┌────────
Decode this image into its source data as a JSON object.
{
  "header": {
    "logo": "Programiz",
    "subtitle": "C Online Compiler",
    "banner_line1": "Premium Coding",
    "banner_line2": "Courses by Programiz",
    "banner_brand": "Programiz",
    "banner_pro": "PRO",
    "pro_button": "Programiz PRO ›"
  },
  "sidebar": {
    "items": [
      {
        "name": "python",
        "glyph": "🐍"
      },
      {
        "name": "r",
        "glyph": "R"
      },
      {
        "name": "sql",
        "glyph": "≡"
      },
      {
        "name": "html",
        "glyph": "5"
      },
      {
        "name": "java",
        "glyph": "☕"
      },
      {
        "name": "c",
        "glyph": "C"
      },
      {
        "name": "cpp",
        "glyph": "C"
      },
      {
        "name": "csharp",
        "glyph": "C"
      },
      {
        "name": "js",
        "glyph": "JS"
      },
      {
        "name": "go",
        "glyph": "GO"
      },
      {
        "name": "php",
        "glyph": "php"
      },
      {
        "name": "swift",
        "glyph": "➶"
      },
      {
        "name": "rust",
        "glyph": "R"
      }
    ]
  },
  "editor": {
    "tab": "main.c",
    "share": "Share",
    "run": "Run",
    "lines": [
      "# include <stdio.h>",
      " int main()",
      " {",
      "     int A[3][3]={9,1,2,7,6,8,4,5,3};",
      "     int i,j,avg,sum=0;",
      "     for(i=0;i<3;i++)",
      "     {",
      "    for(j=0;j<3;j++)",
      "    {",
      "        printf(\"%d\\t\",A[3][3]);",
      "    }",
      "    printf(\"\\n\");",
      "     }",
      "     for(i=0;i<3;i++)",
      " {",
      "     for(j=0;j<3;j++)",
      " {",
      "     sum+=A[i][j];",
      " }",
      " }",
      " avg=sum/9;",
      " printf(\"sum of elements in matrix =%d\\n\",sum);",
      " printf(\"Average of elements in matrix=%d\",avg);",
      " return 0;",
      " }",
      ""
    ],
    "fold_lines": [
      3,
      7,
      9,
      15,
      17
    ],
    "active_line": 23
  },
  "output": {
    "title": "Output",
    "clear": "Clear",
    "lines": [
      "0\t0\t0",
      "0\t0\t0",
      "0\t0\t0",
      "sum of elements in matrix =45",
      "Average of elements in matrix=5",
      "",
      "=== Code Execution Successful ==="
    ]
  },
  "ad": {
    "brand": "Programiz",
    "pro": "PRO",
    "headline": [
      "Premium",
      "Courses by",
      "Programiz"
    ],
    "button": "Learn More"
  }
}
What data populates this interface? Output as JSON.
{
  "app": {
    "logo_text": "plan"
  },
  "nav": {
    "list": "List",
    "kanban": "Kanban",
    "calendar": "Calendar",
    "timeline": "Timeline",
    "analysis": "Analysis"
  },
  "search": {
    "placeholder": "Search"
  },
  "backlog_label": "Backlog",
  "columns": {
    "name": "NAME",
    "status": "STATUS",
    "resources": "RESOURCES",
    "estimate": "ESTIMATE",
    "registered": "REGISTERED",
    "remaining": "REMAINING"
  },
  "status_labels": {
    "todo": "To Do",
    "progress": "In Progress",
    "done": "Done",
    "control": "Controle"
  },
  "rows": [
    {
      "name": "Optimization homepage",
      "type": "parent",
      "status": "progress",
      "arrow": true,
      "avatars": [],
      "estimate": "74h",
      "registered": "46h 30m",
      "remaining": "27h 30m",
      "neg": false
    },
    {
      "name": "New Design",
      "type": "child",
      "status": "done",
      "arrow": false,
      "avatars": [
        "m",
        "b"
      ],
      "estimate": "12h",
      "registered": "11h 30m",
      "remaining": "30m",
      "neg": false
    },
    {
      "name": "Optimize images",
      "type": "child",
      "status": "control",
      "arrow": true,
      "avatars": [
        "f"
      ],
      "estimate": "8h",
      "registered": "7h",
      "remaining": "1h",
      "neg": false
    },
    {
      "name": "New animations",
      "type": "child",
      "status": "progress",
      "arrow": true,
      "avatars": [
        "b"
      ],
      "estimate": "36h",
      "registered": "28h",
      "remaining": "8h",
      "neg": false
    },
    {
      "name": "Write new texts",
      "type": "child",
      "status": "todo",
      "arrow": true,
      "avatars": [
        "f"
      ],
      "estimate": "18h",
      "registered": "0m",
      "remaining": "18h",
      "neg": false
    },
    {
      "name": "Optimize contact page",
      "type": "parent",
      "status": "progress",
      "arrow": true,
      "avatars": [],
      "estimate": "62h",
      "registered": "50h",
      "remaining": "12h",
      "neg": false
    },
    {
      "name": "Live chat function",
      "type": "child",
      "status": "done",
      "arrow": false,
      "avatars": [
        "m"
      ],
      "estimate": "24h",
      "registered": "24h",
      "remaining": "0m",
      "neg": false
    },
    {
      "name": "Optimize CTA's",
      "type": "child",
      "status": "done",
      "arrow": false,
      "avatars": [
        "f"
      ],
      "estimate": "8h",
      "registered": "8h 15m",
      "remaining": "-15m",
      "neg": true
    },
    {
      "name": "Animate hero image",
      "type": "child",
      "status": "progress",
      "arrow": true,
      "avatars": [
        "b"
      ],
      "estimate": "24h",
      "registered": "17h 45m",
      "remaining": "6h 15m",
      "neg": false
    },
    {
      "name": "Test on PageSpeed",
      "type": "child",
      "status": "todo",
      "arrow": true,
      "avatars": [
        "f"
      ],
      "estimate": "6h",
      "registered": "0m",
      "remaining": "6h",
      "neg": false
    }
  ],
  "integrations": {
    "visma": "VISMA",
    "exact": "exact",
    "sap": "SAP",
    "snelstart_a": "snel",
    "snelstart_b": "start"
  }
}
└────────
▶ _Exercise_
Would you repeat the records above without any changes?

▶ _Finished exercise_
Decode this image into its source data as a JSON object.
{
  "header": {
    "logo": "Programiz",
    "subtitle": "C Online Compiler",
    "banner_line1": "Premium Coding",
    "banner_line2": "Courses by Programiz",
    "banner_brand": "Programiz",
    "banner_pro": "PRO",
    "pro_button": "Programiz PRO ›"
  },
  "sidebar": {
    "items": [
      {
        "name": "python",
        "glyph": "🐍"
      },
      {
        "name": "r",
        "glyph": "R"
      },
      {
        "name": "sql",
        "glyph": "≡"
      },
      {
        "name": "html",
        "glyph": "5"
      },
      {
        "name": "java",
        "glyph": "☕"
      },
      {
        "name": "c",
        "glyph": "C"
      },
      {
        "name": "cpp",
        "glyph": "C"
      },
      {
        "name": "csharp",
        "glyph": "C"
      },
      {
        "name": "js",
        "glyph": "JS"
      },
      {
        "name": "go",
        "glyph": "GO"
      },
      {
        "name": "php",
        "glyph": "php"
      },
      {
        "name": "swift",
        "glyph": "➶"
      },
      {
        "name": "rust",
        "glyph": "R"
      }
    ]
  },
  "editor": {
    "tab": "main.c",
    "share": "Share",
    "run": "Run",
    "lines": [
      "# include <stdio.h>",
      " int main()",
      " {",
      "     int A[3][3]={9,1,2,7,6,8,4,5,3};",
      "     int i,j,avg,sum=0;",
      "     for(i=0;i<3;i++)",
      "     {",
      "    for(j=0;j<3;j++)",
      "    {",
      "        printf(\"%d\\t\",A[3][3]);",
      "    }",
      "    printf(\"\\n\");",
      "     }",
      "     for(i=0;i<3;i++)",
      " {",
      "     for(j=0;j<3;j++)",
      " {",
      "     sum+=A[i][j];",
      " }",
      " }",
      " avg=sum/9;",
      " printf(\"sum of elements in matrix =%d\\n\",sum);",
      " printf(\"Average of elements in matrix=%d\",avg);",
      " return 0;",
      " }",
      ""
    ],
    "fold_lines": [
      3,
      7,
      9,
      15,
      17
    ],
    "active_line": 23
  },
  "output": {
    "title": "Output",
    "clear": "Clear",
    "lines": [
      "0\t0\t0",
      "0\t0\t0",
      "0\t0\t0",
      "sum of elements in matrix =45",
      "Average of elements in matrix=5",
      "",
      "=== Code Execution Successful ==="
    ]
  },
  "ad": {
    "brand": "Programiz",
    "pro": "PRO",
    "headline": [
      "Premium",
      "Courses by",
      "Programiz"
    ],
    "button": "Learn More"
  }
}
What data populates this interface? Output as JSON.
{
  "app": {
    "logo_text": "plan"
  },
  "nav": {
    "list": "List",
    "kanban": "Kanban",
    "calendar": "Calendar",
    "timeline": "Timeline",
    "analysis": "Analysis"
  },
  "search": {
    "placeholder": "Search"
  },
  "backlog_label": "Backlog",
  "columns": {
    "name": "NAME",
    "status": "STATUS",
    "resources": "RESOURCES",
    "estimate": "ESTIMATE",
    "registered": "REGISTERED",
    "remaining": "REMAINING"
  },
  "status_labels": {
    "todo": "To Do",
    "progress": "In Progress",
    "done": "Done",
    "control": "Controle"
  },
  "rows": [
    {
      "name": "Optimization homepage",
      "type": "parent",
      "status": "progress",
      "arrow": true,
      "avatars": [],
      "estimate": "74h",
      "registered": "46h 30m",
      "remaining": "27h 30m",
      "neg": false
    },
    {
      "name": "New Design",
      "type": "child",
      "status": "done",
      "arrow": false,
      "avatars": [
        "m",
        "b"
      ],
      "estimate": "12h",
      "registered": "11h 30m",
      "remaining": "30m",
      "neg": false
    },
    {
      "name": "Optimize images",
      "type": "child",
      "status": "control",
      "arrow": true,
      "avatars": [
        "f"
      ],
      "estimate": "8h",
      "registered": "7h",
      "remaining": "1h",
      "neg": false
    },
    {
      "name": "New animations",
      "type": "child",
      "status": "progress",
      "arrow": true,
      "avatars": [
        "b"
      ],
      "estimate": "36h",
      "registered": "28h",
      "remaining": "8h",
      "neg": false
    },
    {
      "name": "Write new texts",
      "type": "child",
      "status": "todo",
      "arrow": true,
      "avatars": [
        "f"
      ],
      "estimate": "18h",
      "registered": "0m",
      "remaining": "18h",
      "neg": false
    },
    {
      "name": "Optimize contact page",
      "type": "parent",
      "status": "progress",
      "arrow": true,
      "avatars": [],
      "estimate": "62h",
      "registered": "50h",
      "remaining": "12h",
      "neg": false
    },
    {
      "name": "Live chat function",
      "type": "child",
      "status": "done",
      "arrow": false,
      "avatars": [
        "m"
      ],
      "estimate": "24h",
      "registered": "24h",
      "remaining": "0m",
      "neg": false
    },
    {
      "name": "Optimize CTA's",
      "type": "child",
      "status": "done",
      "arrow": false,
      "avatars": [
        "f"
      ],
      "estimate": "8h",
      "registered": "8h 15m",
      "remaining": "-15m",
      "neg": true
    },
    {
      "name": "Animate hero image",
      "type": "child",
      "status": "progress",
      "arrow": true,
      "avatars": [
        "b"
      ],
      "estimate": "24h",
      "registered": "17h 45m",
      "remaining": "6h 15m",
      "neg": false
    },
    {
      "name": "Test on PageSpeed",
      "type": "child",
      "status": "todo",
      "arrow": true,
      "avatars": [
        "f"
      ],
      "estimate": "6h",
      "registered": "0m",
      "remaining": "6h",
      "neg": false
    }
  ],
  "integrations": {
    "visma": "VISMA",
    "exact": "exact",
    "sap": "SAP",
    "snelstart_a": "snel",
    "snelstart_b": "start"
  }
}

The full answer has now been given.